First off, my D&D is an older version of it. I started by playing Classic D&D by way of the Tom Moldvay Basic rules way back in...oh, '81 or so. Yes, I moved on to AD&D, then Second Edition. I never played 3e as a PnP game, but have been exposed to it via the videogame Neverwinter Nights. I've found that the game has grown so bloated and rules-heavy that I hardly recognize it anymore. Sure, there is a multitude of choices and endless character customization for the players, but it is too much for me - not the game I learned to play. As for the new 4e D&D? Well, that I really don't recognize as D&D anymore. Not the D&D that Gry Gygax wrote, anyway. When my children got old enough to show interest, I began to think about how to play with them. What needed to be simplified or otherwise modified so that they could understand what they were trying to do? I finally realized that the game I wanted them to play was the one I origianlly learned. It had changed, I know. The "Classic" rules had been revamped by Frank Mentzer: five new box sets had been released while I was playing AD&D, then merged into the Rules Cyclopedia. That tome was what I chose to play as I move forward. At least it will provide a place to start, and I will freely modify it to be the game I ultimately want to play. I think that is what D&D is all about. My world, my rules, my imagination at work.
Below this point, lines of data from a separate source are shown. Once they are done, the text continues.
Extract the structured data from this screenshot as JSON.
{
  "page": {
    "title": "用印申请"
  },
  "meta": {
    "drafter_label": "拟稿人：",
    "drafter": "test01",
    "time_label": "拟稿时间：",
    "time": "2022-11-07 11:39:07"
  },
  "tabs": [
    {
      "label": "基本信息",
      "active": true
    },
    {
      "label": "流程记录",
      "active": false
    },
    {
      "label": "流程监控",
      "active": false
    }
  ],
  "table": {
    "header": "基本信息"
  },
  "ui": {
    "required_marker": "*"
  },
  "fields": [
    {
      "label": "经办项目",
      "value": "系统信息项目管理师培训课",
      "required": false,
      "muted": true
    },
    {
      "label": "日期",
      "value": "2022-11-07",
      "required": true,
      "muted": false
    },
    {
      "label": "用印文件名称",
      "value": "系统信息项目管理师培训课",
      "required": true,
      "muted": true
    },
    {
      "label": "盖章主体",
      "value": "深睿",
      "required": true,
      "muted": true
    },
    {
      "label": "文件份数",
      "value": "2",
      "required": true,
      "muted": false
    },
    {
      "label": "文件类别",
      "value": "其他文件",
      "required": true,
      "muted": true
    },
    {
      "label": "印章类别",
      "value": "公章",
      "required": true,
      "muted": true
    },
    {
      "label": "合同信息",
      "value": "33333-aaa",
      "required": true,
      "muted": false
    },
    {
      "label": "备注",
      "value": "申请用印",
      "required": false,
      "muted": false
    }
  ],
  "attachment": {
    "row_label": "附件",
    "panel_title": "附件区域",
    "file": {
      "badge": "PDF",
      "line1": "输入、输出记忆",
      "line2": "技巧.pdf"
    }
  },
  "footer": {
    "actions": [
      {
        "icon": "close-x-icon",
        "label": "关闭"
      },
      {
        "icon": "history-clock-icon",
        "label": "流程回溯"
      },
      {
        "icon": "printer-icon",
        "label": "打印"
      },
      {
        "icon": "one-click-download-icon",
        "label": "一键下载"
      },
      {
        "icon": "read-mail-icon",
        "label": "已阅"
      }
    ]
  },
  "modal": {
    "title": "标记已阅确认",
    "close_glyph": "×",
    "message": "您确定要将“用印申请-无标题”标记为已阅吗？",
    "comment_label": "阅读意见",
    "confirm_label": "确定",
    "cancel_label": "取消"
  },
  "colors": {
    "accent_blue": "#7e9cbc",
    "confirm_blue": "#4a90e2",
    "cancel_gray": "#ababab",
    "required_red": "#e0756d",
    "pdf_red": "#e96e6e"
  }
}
It isn't THE beginning, but it is A beginning...

For a player of Dungeons & Dragons - regardless of edition - there can be no undertaking more personal than that of creating your own world. For most it is a labor of love, and often a thankless task. We pour countless hours into these worlds: researching, writing, mapping, the list is endless. Everything we read can be a source of new inspiration. We constantly scribble little notes to ourselves when some new idea catches our fancy, and those notes are all seeds which often blossom into something new and wonderful within our ever changing, ever growing creation. For the most part it will mostly turn out to be nothing more than a creative outlet, never seen by our players.

World building is, for me, the most truly creative aspect of D&D. When we are actually gaming, we act more as an improv actor, and a referee. But when we are world-building, we are authors, artists and cartographers, historians, geologists and philosophers. We are the creators. As the world grows under our diligent labors, we bring to life a vision we have in our heads of where we want to be as players, filling it with whatever we desire.

And so, I present Kingdoms in Trevail, my personal creation. Right now it is mostly ideas rattling around inside my head, and scattered about in notebooks and on scraps of paper. I am building it for myself, and for my kids as well, so that they can play in someplace that is a part of me and not someone else's vision of a fantastic world. I'll use this blog as a place to get my ideas out of my head and onto "paper" so that I can begin to separate the wheat from the chaff. It will be a sounding board as I invite others to critique it or offer their own suggestions. I hope you can help me grow Trevail. I have lots of ideas, most of which likely won't make any sense, and perhaps seeing it through the eyes of others will help me get it all to fall more neatly into place.